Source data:
________________
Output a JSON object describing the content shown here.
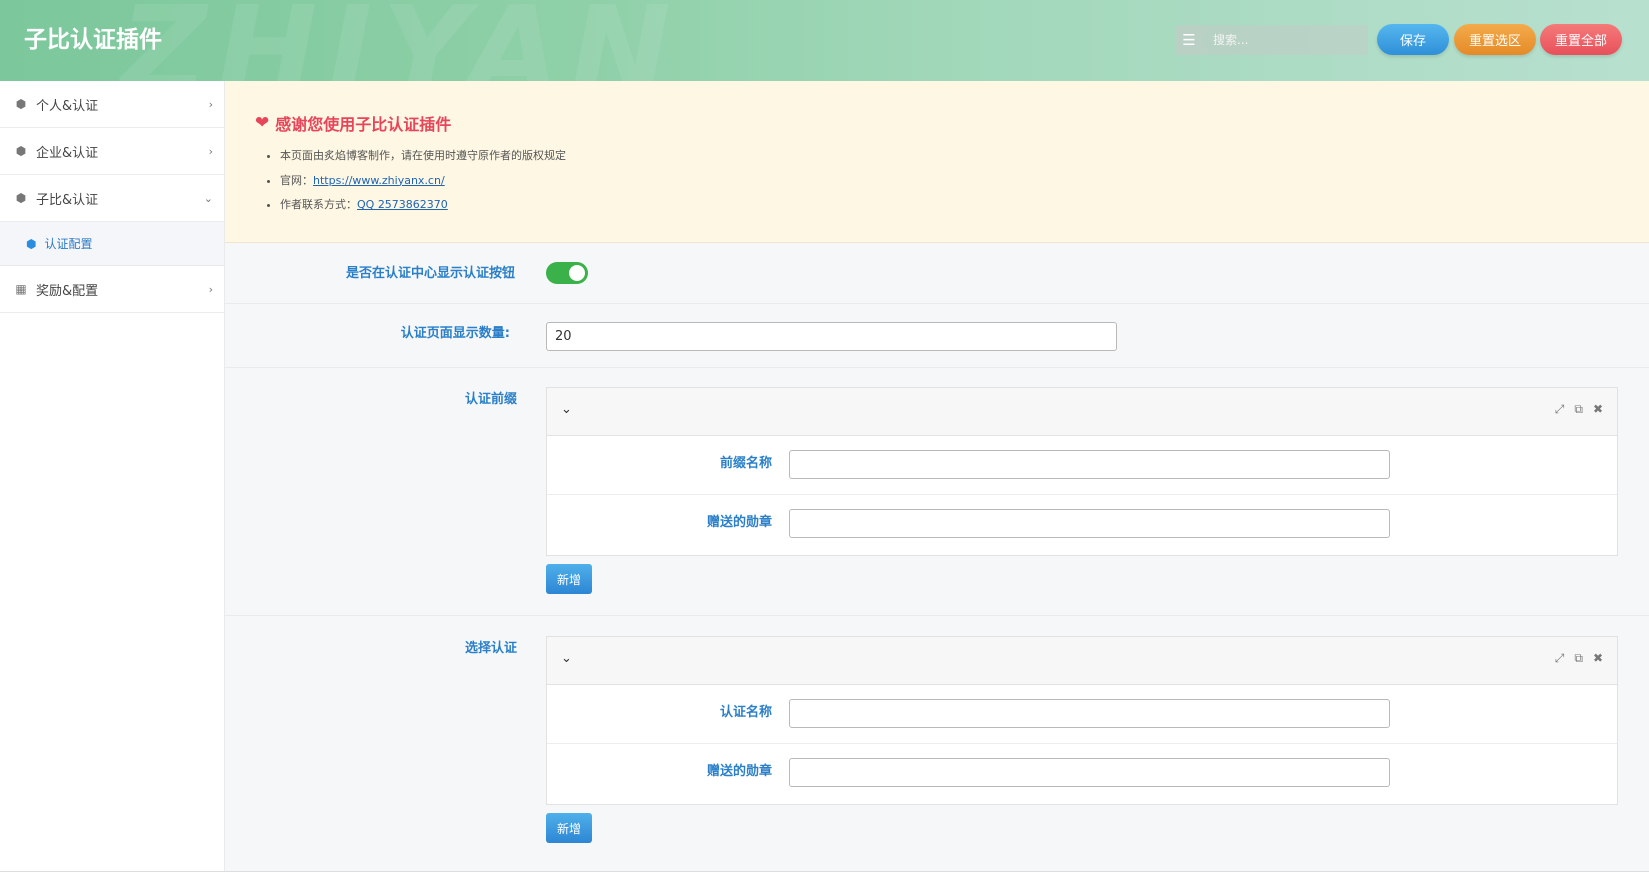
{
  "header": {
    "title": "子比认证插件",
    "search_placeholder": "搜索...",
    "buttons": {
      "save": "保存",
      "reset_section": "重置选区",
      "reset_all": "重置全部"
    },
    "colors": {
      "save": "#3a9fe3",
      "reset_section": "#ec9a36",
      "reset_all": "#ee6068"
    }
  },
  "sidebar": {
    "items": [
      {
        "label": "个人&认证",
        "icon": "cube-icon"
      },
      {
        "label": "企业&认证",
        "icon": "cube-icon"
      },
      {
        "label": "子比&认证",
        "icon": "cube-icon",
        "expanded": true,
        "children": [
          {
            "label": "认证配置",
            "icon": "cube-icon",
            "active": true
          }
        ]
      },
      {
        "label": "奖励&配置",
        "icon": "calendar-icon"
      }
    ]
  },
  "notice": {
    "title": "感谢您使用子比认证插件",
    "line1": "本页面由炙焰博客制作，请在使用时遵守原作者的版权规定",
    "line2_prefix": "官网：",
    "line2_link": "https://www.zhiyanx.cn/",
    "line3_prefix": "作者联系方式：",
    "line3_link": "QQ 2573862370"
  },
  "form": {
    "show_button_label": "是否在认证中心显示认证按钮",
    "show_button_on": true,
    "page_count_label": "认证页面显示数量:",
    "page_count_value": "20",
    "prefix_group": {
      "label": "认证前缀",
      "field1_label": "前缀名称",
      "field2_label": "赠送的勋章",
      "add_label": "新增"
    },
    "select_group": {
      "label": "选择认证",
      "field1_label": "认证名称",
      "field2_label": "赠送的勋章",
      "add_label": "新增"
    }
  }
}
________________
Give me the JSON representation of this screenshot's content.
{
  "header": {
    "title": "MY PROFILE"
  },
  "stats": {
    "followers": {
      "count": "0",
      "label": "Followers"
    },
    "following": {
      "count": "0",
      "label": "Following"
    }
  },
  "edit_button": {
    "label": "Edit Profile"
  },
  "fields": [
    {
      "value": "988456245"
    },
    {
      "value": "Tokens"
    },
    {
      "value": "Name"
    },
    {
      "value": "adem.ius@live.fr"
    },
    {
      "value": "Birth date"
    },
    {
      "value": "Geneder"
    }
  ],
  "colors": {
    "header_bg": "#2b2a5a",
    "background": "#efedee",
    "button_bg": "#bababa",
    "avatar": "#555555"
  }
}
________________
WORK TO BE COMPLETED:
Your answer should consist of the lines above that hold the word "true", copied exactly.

ANSWER TO THIS PROBLEM:
        "expanded": true,
            "active": true
    "show_button_on": true,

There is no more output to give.